During the COVID-19 situation, there’s no live racing to speak of, but there’s plenty of films and documentaries to fill the void. We’ll be writing about motorsport movies and documentaries, we love (some that are terrible too!), to inspire you all to grab a bag of popcorn and spend the evening in with something you haven’t seen in ages, or haven’t seen at all.
Here’s the first one: Le Mans.
I made a mistake yesterday, by mentioning to my editor (GG) that I could spend this time under lockdown catching up on motorsport books and films that have passed me by, like the movie ‘Le Mans’. Yes, that’s right, until last night I’d never seen it. It’s fine, you can berate me on twitter, I can take it, I get it. But it’s true.

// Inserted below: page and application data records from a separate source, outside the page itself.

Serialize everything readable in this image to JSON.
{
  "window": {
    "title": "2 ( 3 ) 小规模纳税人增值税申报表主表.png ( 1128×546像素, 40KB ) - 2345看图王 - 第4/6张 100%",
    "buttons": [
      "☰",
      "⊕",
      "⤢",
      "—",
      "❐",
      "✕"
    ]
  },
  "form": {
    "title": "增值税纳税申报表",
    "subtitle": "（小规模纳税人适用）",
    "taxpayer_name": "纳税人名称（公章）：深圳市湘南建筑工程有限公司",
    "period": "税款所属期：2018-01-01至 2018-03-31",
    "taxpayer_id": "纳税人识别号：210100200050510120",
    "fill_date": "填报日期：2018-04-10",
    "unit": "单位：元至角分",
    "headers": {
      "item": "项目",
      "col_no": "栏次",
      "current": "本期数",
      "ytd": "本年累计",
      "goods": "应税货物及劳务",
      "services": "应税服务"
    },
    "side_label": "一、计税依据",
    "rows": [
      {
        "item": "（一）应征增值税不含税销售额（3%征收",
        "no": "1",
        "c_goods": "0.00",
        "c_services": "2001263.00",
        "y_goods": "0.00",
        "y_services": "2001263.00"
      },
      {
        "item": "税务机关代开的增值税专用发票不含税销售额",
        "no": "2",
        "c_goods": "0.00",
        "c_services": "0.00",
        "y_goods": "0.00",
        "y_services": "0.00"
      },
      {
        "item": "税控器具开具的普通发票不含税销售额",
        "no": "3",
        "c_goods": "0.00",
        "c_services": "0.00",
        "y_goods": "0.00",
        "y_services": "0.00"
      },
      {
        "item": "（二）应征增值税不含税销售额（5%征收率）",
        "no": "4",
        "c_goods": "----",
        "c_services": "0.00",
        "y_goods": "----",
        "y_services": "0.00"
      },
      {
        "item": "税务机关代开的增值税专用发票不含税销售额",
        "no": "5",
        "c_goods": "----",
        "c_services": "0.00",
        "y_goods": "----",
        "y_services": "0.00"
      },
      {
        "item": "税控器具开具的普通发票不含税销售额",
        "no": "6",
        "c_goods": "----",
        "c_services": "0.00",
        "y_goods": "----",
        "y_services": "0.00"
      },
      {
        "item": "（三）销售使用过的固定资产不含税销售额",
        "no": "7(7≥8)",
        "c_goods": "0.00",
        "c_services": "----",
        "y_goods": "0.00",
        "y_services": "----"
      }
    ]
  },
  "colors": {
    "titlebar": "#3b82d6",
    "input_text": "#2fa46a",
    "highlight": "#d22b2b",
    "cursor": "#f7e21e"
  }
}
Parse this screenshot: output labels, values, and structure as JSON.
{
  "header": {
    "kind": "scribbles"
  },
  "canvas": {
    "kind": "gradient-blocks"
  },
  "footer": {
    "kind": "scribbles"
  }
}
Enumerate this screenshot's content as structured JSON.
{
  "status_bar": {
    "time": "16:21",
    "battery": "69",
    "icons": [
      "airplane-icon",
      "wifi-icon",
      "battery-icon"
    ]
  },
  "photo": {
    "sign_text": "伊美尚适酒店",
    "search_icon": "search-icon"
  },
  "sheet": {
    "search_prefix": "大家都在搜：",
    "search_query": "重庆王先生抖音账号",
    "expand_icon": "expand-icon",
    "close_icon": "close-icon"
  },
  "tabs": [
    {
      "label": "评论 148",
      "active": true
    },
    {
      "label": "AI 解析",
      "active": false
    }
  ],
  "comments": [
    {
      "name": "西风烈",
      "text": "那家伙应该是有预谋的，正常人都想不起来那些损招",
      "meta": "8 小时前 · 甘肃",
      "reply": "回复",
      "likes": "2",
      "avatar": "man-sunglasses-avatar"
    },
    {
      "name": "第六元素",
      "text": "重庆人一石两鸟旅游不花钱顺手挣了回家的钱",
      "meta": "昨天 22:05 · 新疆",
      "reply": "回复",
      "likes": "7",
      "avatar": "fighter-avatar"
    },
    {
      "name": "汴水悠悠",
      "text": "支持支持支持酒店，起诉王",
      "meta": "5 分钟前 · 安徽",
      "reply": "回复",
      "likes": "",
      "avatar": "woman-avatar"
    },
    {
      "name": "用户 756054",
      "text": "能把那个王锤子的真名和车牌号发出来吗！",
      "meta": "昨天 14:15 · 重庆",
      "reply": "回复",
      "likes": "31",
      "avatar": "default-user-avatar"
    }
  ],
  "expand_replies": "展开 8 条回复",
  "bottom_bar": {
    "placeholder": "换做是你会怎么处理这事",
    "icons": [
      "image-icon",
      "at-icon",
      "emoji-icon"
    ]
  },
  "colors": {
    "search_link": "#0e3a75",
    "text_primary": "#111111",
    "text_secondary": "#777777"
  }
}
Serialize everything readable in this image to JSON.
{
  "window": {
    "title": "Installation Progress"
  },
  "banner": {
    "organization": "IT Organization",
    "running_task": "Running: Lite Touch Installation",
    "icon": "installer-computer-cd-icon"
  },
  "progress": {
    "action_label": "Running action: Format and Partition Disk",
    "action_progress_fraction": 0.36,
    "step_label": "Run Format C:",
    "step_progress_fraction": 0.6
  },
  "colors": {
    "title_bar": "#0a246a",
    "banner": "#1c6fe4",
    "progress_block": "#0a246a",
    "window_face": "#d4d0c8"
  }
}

It’s difficult sometimes to sit down and enjoy a classic like Le Mans, which is adored by so many, decades after release when you didn’t live through that time period. I always thought it couldn’t possibly live up to my expectations. After watching it though, I can say that I get what all the fuss is about now.
The 1971 Steve McQueen movie, Le Mans, is a relic of the 1970s, a time period which seems alien to me, a 90s kid, early 90s really (sorry GG!). The shots of the ambience and atmosphere of the race are incredible, not because they form part of a riveting narrative (they really don’t!) but because it serves as a good comparison to how Le Mans (and racing in general) looks and feels today.
As for the actual on-track footage, if you can watch it in HD, it’s actually astounding. The camera work really holds up, and the audio on a good sound system gives you the impression you’re in the stands at times. That’s where this film’s strength lies. It’s almost void of dialogue, there’s almost nothing until past the 40-minute mark. Instead, it captures the intensity and speed of the race (though sometimes with 70s cop-drama music that doesn’t at all match what’s on screen), in a way which other documentaries and TV broadcasts struggle with, even today.
As for the man himself, Steve McQueen, he really does come across as the world’s coolest human, with his rugged look and iconic Gulf-liveried clothing. He hasn’t got much to say as Michael Delaney. Is he a great driver who has won the race before? Is he in love Elga Andersen’s character, Lisa Belgetti? Nobody knows or cares really because it’s all shoe-horned in and lacks context. Thankfully those moments are limited, and the director, Lee Katzin, focuses more on the race itself, which is what we all want really…
The onboard footage is just as good as the trackside camera work. You’ll spend much of the time watching wondering how they managed to film it all with 70s equipment. (Below is the car that took part in the race, equipped with full-size film cameras front and rear to get those astounding action shots!)
And by sheer coincidence, if you, like me, are desperate to find out just how they filmed it all, you can watch the Documentary Steve McQueen The Man And Le Mans tonight on BBC 4 at 9pm, (it will also be available on iPlayer after).
So, why not do the double-header tonight, watch Le Mans, then the behind-the-scenes documentary. Perfect right?
You can’t party like it’s 2020 anymore, but you sure can party like it’s 1970 with this film!
Le Mans is available to buy HERE.